State governments have been holding back available resources for education, despite rising incomes and the need for investments to reopen schools, according to a new study of state spending during the coronavirus pandemic.
The survey suggests that most state governments have put education in the background, taking advantage of the suspension period from in-person classes to save cash rather than using it to renovate schools and prepare to welcome students back this year. .
“There was no priority for education, despite the challenges created by the pandemic”, says economist Úrsula Peres, from the University of São Paulo, coordinator of the group that carried out the study, linked to the Solidarity Research Network. “There is a lack of national coordination and planning of actions by the states.”
According to the work, spending on education fell 6.4% in the first half of 2020, compared to the first half of 2019, and decreased again in the first half of this year, with a drop of 1%. Since 2019, the reduction was 7.4% in real terms, already discounted for inflation.
Alagoas, Goiás, Mato Grosso do Sul, Rio Grande do Sul and Sergipe were the states in which education expenditures shrank most during this period, according to the survey. Only nine states increased spending in the area, including Ceará, Espírito Santo, Rio de Janeiro and Santa Catarina.
Funds donated by the federal government last year allowed the states to offset the revenue losses they suffered from the economic crisis caused by the first wave of Covid-19. This year, its revenues increased with the rise of fuel and electricity bills.
The researchers estimate that state and Federal District revenues grew 10% in real terms in the first half of this year, compared to those obtained in the same period last year.

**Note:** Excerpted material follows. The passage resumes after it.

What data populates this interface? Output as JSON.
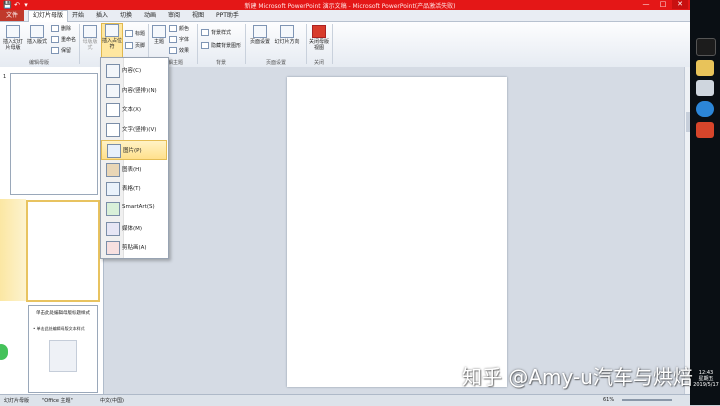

The collection of ICMS, the main tax collected by the states, increased by 19%.
Despite the favorable financial situation, the states have been conservative in the administration of resources. Spending on health increased 16% in the first half of last year, compared to the same period in 2019. This year, they remained stable, with an increase of only 0.4%.
The survey considered only liquidated expenses, that is, those in which there was an effective disbursement of funds for payment of personnel, suppliers and other items. In general, governments concentrate in the second half of the year the execution of the expenses foreseen in their budgets.

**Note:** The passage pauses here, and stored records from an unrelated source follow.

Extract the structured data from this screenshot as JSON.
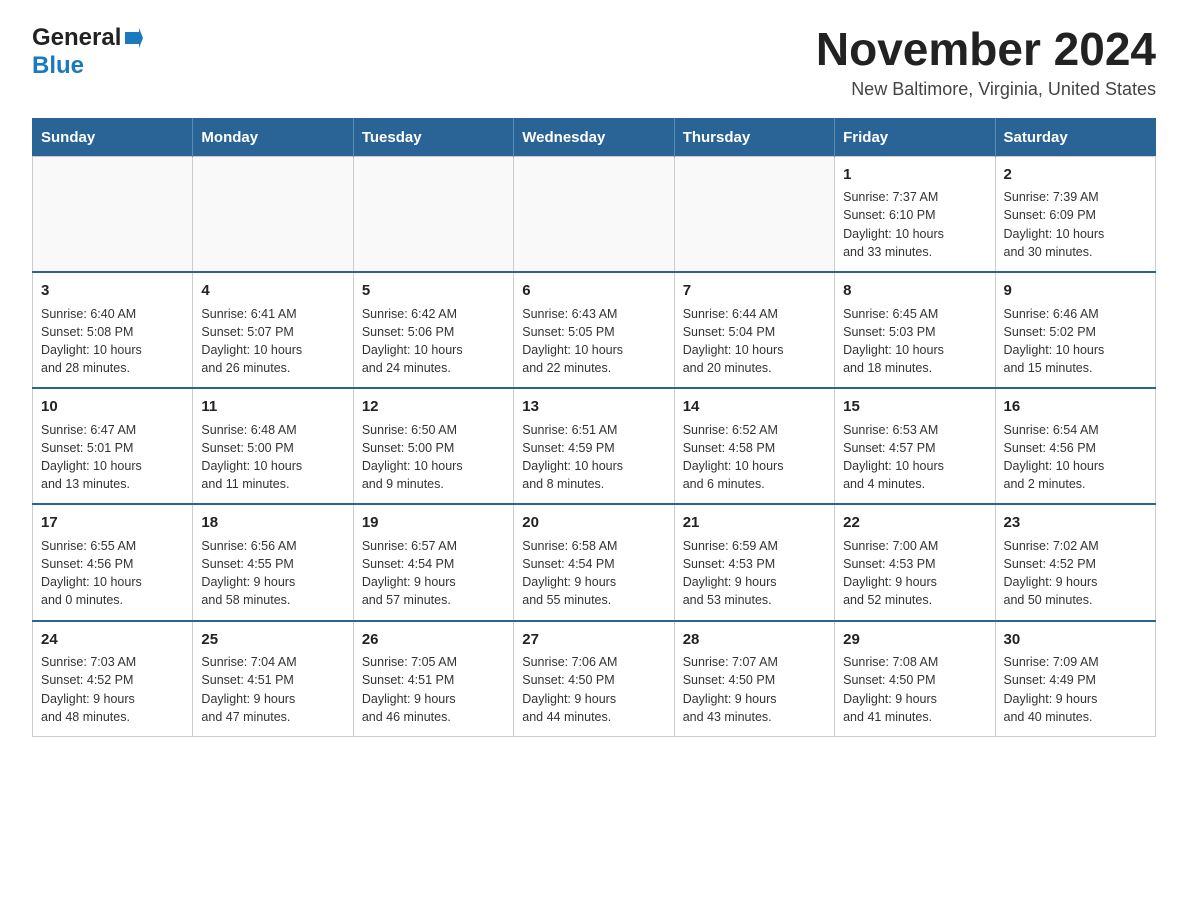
{
  "header": {
    "logo_general": "General",
    "logo_blue": "Blue",
    "month_title": "November 2024",
    "location": "New Baltimore, Virginia, United States"
  },
  "days_of_week": [
    "Sunday",
    "Monday",
    "Tuesday",
    "Wednesday",
    "Thursday",
    "Friday",
    "Saturday"
  ],
  "weeks": [
    [
      {
        "day": "",
        "info": ""
      },
      {
        "day": "",
        "info": ""
      },
      {
        "day": "",
        "info": ""
      },
      {
        "day": "",
        "info": ""
      },
      {
        "day": "",
        "info": ""
      },
      {
        "day": "1",
        "info": "Sunrise: 7:37 AM\nSunset: 6:10 PM\nDaylight: 10 hours\nand 33 minutes."
      },
      {
        "day": "2",
        "info": "Sunrise: 7:39 AM\nSunset: 6:09 PM\nDaylight: 10 hours\nand 30 minutes."
      }
    ],
    [
      {
        "day": "3",
        "info": "Sunrise: 6:40 AM\nSunset: 5:08 PM\nDaylight: 10 hours\nand 28 minutes."
      },
      {
        "day": "4",
        "info": "Sunrise: 6:41 AM\nSunset: 5:07 PM\nDaylight: 10 hours\nand 26 minutes."
      },
      {
        "day": "5",
        "info": "Sunrise: 6:42 AM\nSunset: 5:06 PM\nDaylight: 10 hours\nand 24 minutes."
      },
      {
        "day": "6",
        "info": "Sunrise: 6:43 AM\nSunset: 5:05 PM\nDaylight: 10 hours\nand 22 minutes."
      },
      {
        "day": "7",
        "info": "Sunrise: 6:44 AM\nSunset: 5:04 PM\nDaylight: 10 hours\nand 20 minutes."
      },
      {
        "day": "8",
        "info": "Sunrise: 6:45 AM\nSunset: 5:03 PM\nDaylight: 10 hours\nand 18 minutes."
      },
      {
        "day": "9",
        "info": "Sunrise: 6:46 AM\nSunset: 5:02 PM\nDaylight: 10 hours\nand 15 minutes."
      }
    ],
    [
      {
        "day": "10",
        "info": "Sunrise: 6:47 AM\nSunset: 5:01 PM\nDaylight: 10 hours\nand 13 minutes."
      },
      {
        "day": "11",
        "info": "Sunrise: 6:48 AM\nSunset: 5:00 PM\nDaylight: 10 hours\nand 11 minutes."
      },
      {
        "day": "12",
        "info": "Sunrise: 6:50 AM\nSunset: 5:00 PM\nDaylight: 10 hours\nand 9 minutes."
      },
      {
        "day": "13",
        "info": "Sunrise: 6:51 AM\nSunset: 4:59 PM\nDaylight: 10 hours\nand 8 minutes."
      },
      {
        "day": "14",
        "info": "Sunrise: 6:52 AM\nSunset: 4:58 PM\nDaylight: 10 hours\nand 6 minutes."
      },
      {
        "day": "15",
        "info": "Sunrise: 6:53 AM\nSunset: 4:57 PM\nDaylight: 10 hours\nand 4 minutes."
      },
      {
        "day": "16",
        "info": "Sunrise: 6:54 AM\nSunset: 4:56 PM\nDaylight: 10 hours\nand 2 minutes."
      }
    ],
    [
      {
        "day": "17",
        "info": "Sunrise: 6:55 AM\nSunset: 4:56 PM\nDaylight: 10 hours\nand 0 minutes."
      },
      {
        "day": "18",
        "info": "Sunrise: 6:56 AM\nSunset: 4:55 PM\nDaylight: 9 hours\nand 58 minutes."
      },
      {
        "day": "19",
        "info": "Sunrise: 6:57 AM\nSunset: 4:54 PM\nDaylight: 9 hours\nand 57 minutes."
      },
      {
        "day": "20",
        "info": "Sunrise: 6:58 AM\nSunset: 4:54 PM\nDaylight: 9 hours\nand 55 minutes."
      },
      {
        "day": "21",
        "info": "Sunrise: 6:59 AM\nSunset: 4:53 PM\nDaylight: 9 hours\nand 53 minutes."
      },
      {
        "day": "22",
        "info": "Sunrise: 7:00 AM\nSunset: 4:53 PM\nDaylight: 9 hours\nand 52 minutes."
      },
      {
        "day": "23",
        "info": "Sunrise: 7:02 AM\nSunset: 4:52 PM\nDaylight: 9 hours\nand 50 minutes."
      }
    ],
    [
      {
        "day": "24",
        "info": "Sunrise: 7:03 AM\nSunset: 4:52 PM\nDaylight: 9 hours\nand 48 minutes."
      },
      {
        "day": "25",
        "info": "Sunrise: 7:04 AM\nSunset: 4:51 PM\nDaylight: 9 hours\nand 47 minutes."
      },
      {
        "day": "26",
        "info": "Sunrise: 7:05 AM\nSunset: 4:51 PM\nDaylight: 9 hours\nand 46 minutes."
      },
      {
        "day": "27",
        "info": "Sunrise: 7:06 AM\nSunset: 4:50 PM\nDaylight: 9 hours\nand 44 minutes."
      },
      {
        "day": "28",
        "info": "Sunrise: 7:07 AM\nSunset: 4:50 PM\nDaylight: 9 hours\nand 43 minutes."
      },
      {
        "day": "29",
        "info": "Sunrise: 7:08 AM\nSunset: 4:50 PM\nDaylight: 9 hours\nand 41 minutes."
      },
      {
        "day": "30",
        "info": "Sunrise: 7:09 AM\nSunset: 4:49 PM\nDaylight: 9 hours\nand 40 minutes."
      }
    ]
  ]
}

“The lack of investment in schools can compromise the safety of resuming classroom activities and makes it difficult to recover from the learning delay that occurred during the pandemic”, says Peres. “This tends to aggravate the problems arising from the suspension of classes last year.”
According to the 2020 School Census, there are no toilets in 6% of schools in the country’s state network and 24% lack broadband Internet connection. Some states where expenditure reductions were greater are also among those with the most precarious infrastructure, note the researchers.
With face-to-face classes resuming this semester, several governors have announced measures to bring back students who left schools at the height of the pandemic and provide computers and cell phone chips to teachers and students who were unable to participate in remote activities.
But these initiatives have not always been accompanied by additional resources, the researchers say. In addition, bureaucratic difficulties and the recent enactment of a new Bidding Law have been pointed out by administrators as a reason for delays in contracting works and services.
In São Paulo, expenditure on education has been reduced by 6.4% since the beginning of the pandemic. The state government announced that it will allocate R$1.2 billion to a program that transfers resources directly to schools this and next year, but the amount is lower than that distributed in recent years.
The study’s authors estimate that, in 2019 and 2020, the São Paulo government sent R$ 1.7 billion to schools through this program, in amounts adjusted for inflation. This year, R$ 343 million were distributed by September 30, equivalent to 28% of the total resources promised.
“Schools that receive this money in the last months of the year will have difficulties to spend with the necessary agility”, says Fabio Pereira, a researcher who participated in the study. “The transfer of these resources alleviates political pressures, but it may not achieve the desired results.”
The Federal Constitution determines that the states apply in education at least 25% of their income from taxes. With expenses reduced during the pandemic, many states will struggle to comply with the requirement and may have problems with the auditors of the audit courts.
To prevent this from happening, the Senate approved a constitutional amendment in September that exempts states and municipalities and allows them to offset the difference until 2023. The change still needs to be approved in two rounds by the Chamber of Deputies to be enacted and enter into force.